Dan Goldman isn’t properly credited for playing a vital role in the history of the game (until now). Had Dan not worked tirelessly to persuade Isai Scheinberg, the owner of PokerStars.com to partner with the WSOP and send players to Las Vegas that spring, the poker landscape might be very different today. Certainly, no one would have ever heard of Chris Moneymaker. SIDE NOTE: For a more thorough account of this story from Dan’s perspective, check out his blog HERE and be sure and scroll the to section about fighting with management to send online players to the WSOP. It’s a terrific read.
One more incident (of so many) bears remembering. This was the first year we used an official photographer. We decided to pay a professional photographer to document the entire series. I’d been close to Eric Harkins from ImageMasters out of St. Louis. We worked together on all the Jack Binion tournaments in Tunica. Eric was the best. He was easy to get along with and had just the right mentality to be able to step into a madhouse like the Horseshoe and make it all work. We agreed on a figure, with the stipulation that Eric would get booked at a hotel room close by.
For some odd reason, George refused to book Eric and his staff in the hotel and instead booked them at a weekly dive down on Industrial. Harkins and company had reservations for four weeks at $159 a week at a motel which shared a common wall with an adult bookstore. When Eric showed up anticipating a nice comfortable hotel room nearby, instead he pulled up to a motel filled with hookers and junkies. Worse, Eric would be walking through infamous “Naked City” at 2 or 3 am, will thousands of dollars in camera equipment in tow. So, Eric opted instead to pay for his own room elsewhere.
The 2003 WSOP began with the $500 buy-in Casino Employees event. We drew a big turnout. Then, the numbers began to decline. By the end of the first week, we were all in a panic.
The Limit Hold’em tourney, normally a huge opener for the WSOP every year took a huge hit. Attendance dropped from 610 down to 422.

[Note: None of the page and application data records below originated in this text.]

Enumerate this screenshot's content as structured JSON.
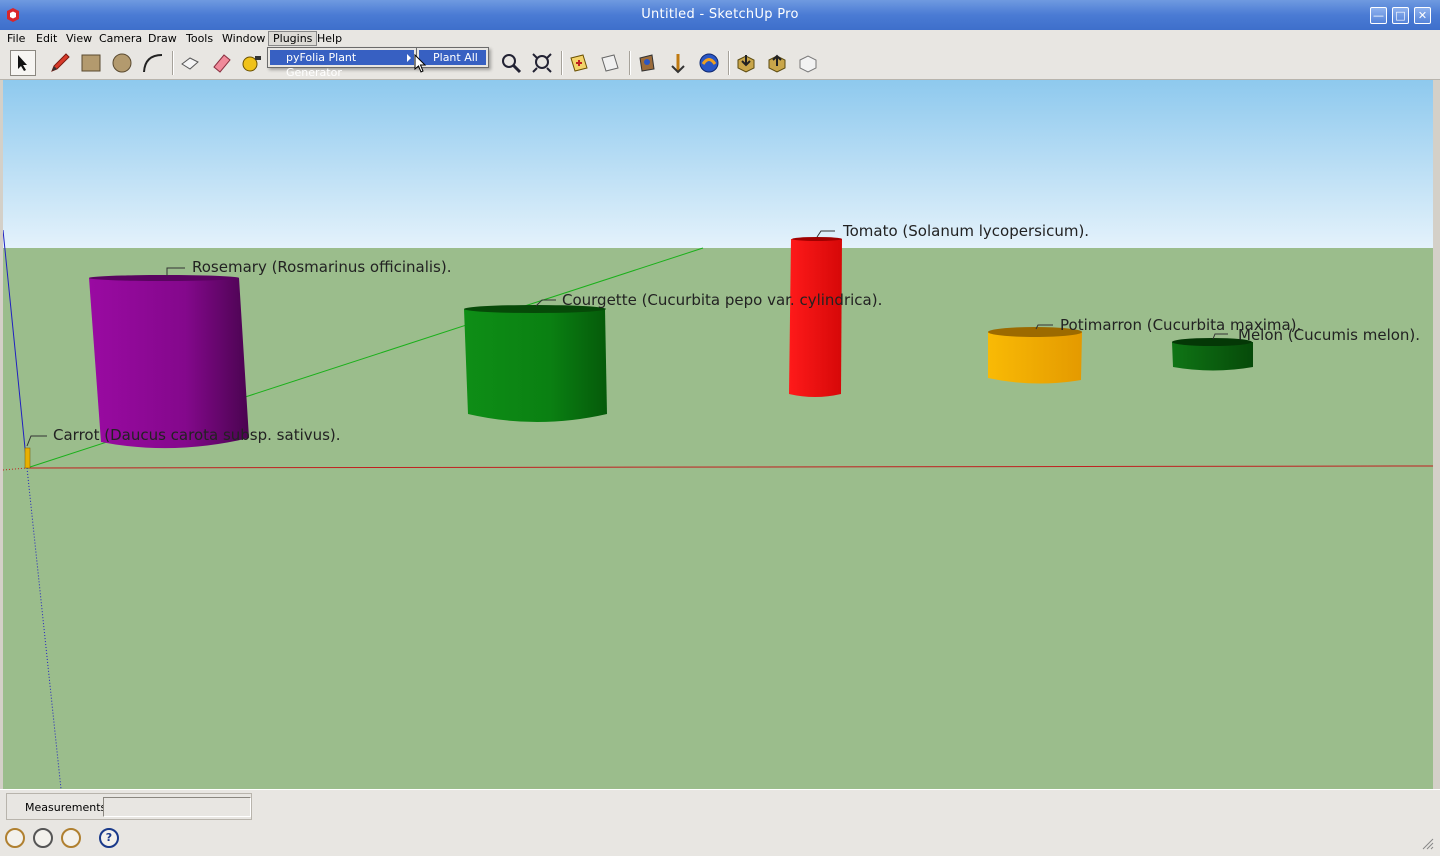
{
  "window": {
    "title": "Untitled - SketchUp Pro"
  },
  "menubar": {
    "items": [
      {
        "label": "File"
      },
      {
        "label": "Edit"
      },
      {
        "label": "View"
      },
      {
        "label": "Camera"
      },
      {
        "label": "Draw"
      },
      {
        "label": "Tools"
      },
      {
        "label": "Window"
      },
      {
        "label": "Plugins"
      },
      {
        "label": "Help"
      }
    ]
  },
  "plugins_menu": {
    "item": "pyFolia Plant Generator",
    "submenu_item": "Plant All"
  },
  "toolbar": {
    "tools": [
      "select-tool",
      "pencil-tool",
      "rectangle-tool",
      "circle-tool",
      "arc-tool",
      "make-component-tool",
      "eraser-tool",
      "tape-measure-tool",
      "zoom-tool",
      "zoom-extents-tool",
      "previous-view-tool",
      "next-view-tool",
      "position-camera-tool",
      "walk-tool",
      "look-around-tool",
      "get-models-tool",
      "share-model-tool",
      "share-component-tool"
    ]
  },
  "viewport": {
    "sky_color": "#b6dcf3",
    "ground_color": "#9bbd8c",
    "plants": [
      {
        "label": "Rosemary (Rosmarinus officinalis).",
        "color": "#8f0a96"
      },
      {
        "label": "Courgette (Cucurbita pepo var. cylindrica).",
        "color": "#0c8a14"
      },
      {
        "label": "Tomato (Solanum lycopersicum).",
        "color": "#f01010"
      },
      {
        "label": "Potimarron (Cucurbita maxima).",
        "color": "#f5b400"
      },
      {
        "label": "Melon (Cucumis melon).",
        "color": "#0d6f12"
      },
      {
        "label": "Carrot (Daucus carota subsp. sativus).",
        "color": "#e8b000"
      }
    ]
  },
  "status": {
    "measurements_label": "Measurements",
    "measurements_value": ""
  }
}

Things were just as bad for the Seven-Card Stud event which followed. Participation dropped from 253 to 177.
Then, we all began to think this was the end when the Omaha High-Low Split numbers surfaced. The event declined from 339 to 175, down almost half!
The next few events weren’t much better. By the end of the first week of the 2003 WSOP, our overall attendance was down a whopping 30 percent over the previous year, which had been equally a disappointment.
As I walked through a nearly empty poker room during the $5,000 buy-in Deuce-t0-Seven Lowball championship, trying to keep my head up while staring at rows of empty tables and vacant seats, everyone in the poker universe was raving about the Bellagio. Excitement focused on a new poker attraction called the World Poker Tour, which had begun broadcast on The Travel Channel. We were a horse and buggy up against a race car. The WSOP seemed to represent the past. The WPT was the future.
Binion’s Horseshoe was in rapid decline and the WSOP seemed just about dead.
COMING NEXT: THE CLUSTERFUCK CIRCUS BEHIND CLOSED DOORS (MONEYMAKER SERIES CONTINUES — PART 4)